(WHAT NEEDS TO BE DONE) Retype the data that follows with no alterations, please.

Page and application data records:
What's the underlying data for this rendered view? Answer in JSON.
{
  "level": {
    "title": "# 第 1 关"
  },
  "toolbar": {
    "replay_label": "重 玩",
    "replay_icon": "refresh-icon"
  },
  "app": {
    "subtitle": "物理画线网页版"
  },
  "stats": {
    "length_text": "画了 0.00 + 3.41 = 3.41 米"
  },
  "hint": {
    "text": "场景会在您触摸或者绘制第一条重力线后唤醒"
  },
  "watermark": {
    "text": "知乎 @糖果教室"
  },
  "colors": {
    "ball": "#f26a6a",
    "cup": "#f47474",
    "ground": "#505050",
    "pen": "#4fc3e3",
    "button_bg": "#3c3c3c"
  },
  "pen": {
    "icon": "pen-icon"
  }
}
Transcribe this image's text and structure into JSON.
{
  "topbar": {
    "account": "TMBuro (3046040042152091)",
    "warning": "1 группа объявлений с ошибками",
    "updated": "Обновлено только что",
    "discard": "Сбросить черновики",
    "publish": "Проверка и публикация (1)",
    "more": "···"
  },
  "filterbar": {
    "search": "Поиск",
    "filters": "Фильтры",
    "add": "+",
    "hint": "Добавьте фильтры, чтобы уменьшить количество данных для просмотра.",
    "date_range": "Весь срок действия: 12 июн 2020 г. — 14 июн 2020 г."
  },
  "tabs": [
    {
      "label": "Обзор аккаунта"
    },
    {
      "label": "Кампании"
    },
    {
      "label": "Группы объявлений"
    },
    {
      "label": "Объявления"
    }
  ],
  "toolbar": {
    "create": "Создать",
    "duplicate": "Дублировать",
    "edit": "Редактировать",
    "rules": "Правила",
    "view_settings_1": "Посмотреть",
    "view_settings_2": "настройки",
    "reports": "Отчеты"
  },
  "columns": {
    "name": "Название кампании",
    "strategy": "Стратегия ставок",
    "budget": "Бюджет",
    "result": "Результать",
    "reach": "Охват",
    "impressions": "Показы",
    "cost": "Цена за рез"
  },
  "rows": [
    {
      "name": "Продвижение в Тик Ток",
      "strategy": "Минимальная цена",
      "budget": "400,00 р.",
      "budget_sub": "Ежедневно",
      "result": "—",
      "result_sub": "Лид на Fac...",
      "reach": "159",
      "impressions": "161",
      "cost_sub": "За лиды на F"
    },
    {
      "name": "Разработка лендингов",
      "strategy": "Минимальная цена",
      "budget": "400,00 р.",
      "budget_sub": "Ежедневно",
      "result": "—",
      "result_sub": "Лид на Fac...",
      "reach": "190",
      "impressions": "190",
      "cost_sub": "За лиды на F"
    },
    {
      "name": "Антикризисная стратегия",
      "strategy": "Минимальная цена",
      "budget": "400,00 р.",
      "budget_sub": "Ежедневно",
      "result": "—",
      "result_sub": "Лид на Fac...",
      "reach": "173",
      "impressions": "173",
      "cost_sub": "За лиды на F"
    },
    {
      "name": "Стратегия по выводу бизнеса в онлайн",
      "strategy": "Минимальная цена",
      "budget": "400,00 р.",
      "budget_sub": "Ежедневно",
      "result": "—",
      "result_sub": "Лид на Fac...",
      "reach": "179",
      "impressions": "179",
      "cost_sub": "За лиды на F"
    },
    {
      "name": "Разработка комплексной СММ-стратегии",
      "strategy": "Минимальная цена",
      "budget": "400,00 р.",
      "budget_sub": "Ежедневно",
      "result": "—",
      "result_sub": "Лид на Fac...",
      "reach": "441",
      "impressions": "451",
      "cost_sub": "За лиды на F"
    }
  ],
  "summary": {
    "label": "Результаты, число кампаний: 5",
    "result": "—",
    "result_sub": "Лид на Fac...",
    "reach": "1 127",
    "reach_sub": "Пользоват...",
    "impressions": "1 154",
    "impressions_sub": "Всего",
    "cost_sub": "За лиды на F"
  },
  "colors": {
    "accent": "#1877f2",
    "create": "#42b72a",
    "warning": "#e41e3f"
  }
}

(EXERCISE ANSWER)
What's the underlying data for this rendered view? Answer in JSON.
{
  "level": {
    "title": "# 第 1 关"
  },
  "toolbar": {
    "replay_label": "重 玩",
    "replay_icon": "refresh-icon"
  },
  "app": {
    "subtitle": "物理画线网页版"
  },
  "stats": {
    "length_text": "画了 0.00 + 3.41 = 3.41 米"
  },
  "hint": {
    "text": "场景会在您触摸或者绘制第一条重力线后唤醒"
  },
  "watermark": {
    "text": "知乎 @糖果教室"
  },
  "colors": {
    "ball": "#f26a6a",
    "cup": "#f47474",
    "ground": "#505050",
    "pen": "#4fc3e3",
    "button_bg": "#3c3c3c"
  },
  "pen": {
    "icon": "pen-icon"
  }
}
Transcribe this image's text and structure into JSON.
{
  "topbar": {
    "account": "TMBuro (3046040042152091)",
    "warning": "1 группа объявлений с ошибками",
    "updated": "Обновлено только что",
    "discard": "Сбросить черновики",
    "publish": "Проверка и публикация (1)",
    "more": "···"
  },
  "filterbar": {
    "search": "Поиск",
    "filters": "Фильтры",
    "add": "+",
    "hint": "Добавьте фильтры, чтобы уменьшить количество данных для просмотра.",
    "date_range": "Весь срок действия: 12 июн 2020 г. — 14 июн 2020 г."
  },
  "tabs": [
    {
      "label": "Обзор аккаунта"
    },
    {
      "label": "Кампании"
    },
    {
      "label": "Группы объявлений"
    },
    {
      "label": "Объявления"
    }
  ],
  "toolbar": {
    "create": "Создать",
    "duplicate": "Дублировать",
    "edit": "Редактировать",
    "rules": "Правила",
    "view_settings_1": "Посмотреть",
    "view_settings_2": "настройки",
    "reports": "Отчеты"
  },
  "columns": {
    "name": "Название кампании",
    "strategy": "Стратегия ставок",
    "budget": "Бюджет",
    "result": "Результать",
    "reach": "Охват",
    "impressions": "Показы",
    "cost": "Цена за рез"
  },
  "rows": [
    {
      "name": "Продвижение в Тик Ток",
      "strategy": "Минимальная цена",
      "budget": "400,00 р.",
      "budget_sub": "Ежедневно",
      "result": "—",
      "result_sub": "Лид на Fac...",
      "reach": "159",
      "impressions": "161",
      "cost_sub": "За лиды на F"
    },
    {
      "name": "Разработка лендингов",
      "strategy": "Минимальная цена",
      "budget": "400,00 р.",
      "budget_sub": "Ежедневно",
      "result": "—",
      "result_sub": "Лид на Fac...",
      "reach": "190",
      "impressions": "190",
      "cost_sub": "За лиды на F"
    },
    {
      "name": "Антикризисная стратегия",
      "strategy": "Минимальная цена",
      "budget": "400,00 р.",
      "budget_sub": "Ежедневно",
      "result": "—",
      "result_sub": "Лид на Fac...",
      "reach": "173",
      "impressions": "173",
      "cost_sub": "За лиды на F"
    },
    {
      "name": "Стратегия по выводу бизнеса в онлайн",
      "strategy": "Минимальная цена",
      "budget": "400,00 р.",
      "budget_sub": "Ежедневно",
      "result": "—",
      "result_sub": "Лид на Fac...",
      "reach": "179",
      "impressions": "179",
      "cost_sub": "За лиды на F"
    },
    {
      "name": "Разработка комплексной СММ-стратегии",
      "strategy": "Минимальная цена",
      "budget": "400,00 р.",
      "budget_sub": "Ежедневно",
      "result": "—",
      "result_sub": "Лид на Fac...",
      "reach": "441",
      "impressions": "451",
      "cost_sub": "За лиды на F"
    }
  ],
  "summary": {
    "label": "Результаты, число кампаний: 5",
    "result": "—",
    "result_sub": "Лид на Fac...",
    "reach": "1 127",
    "reach_sub": "Пользоват...",
    "impressions": "1 154",
    "impressions_sub": "Всего",
    "cost_sub": "За лиды на F"
  },
  "colors": {
    "accent": "#1877f2",
    "create": "#42b72a",
    "warning": "#e41e3f"
  }
}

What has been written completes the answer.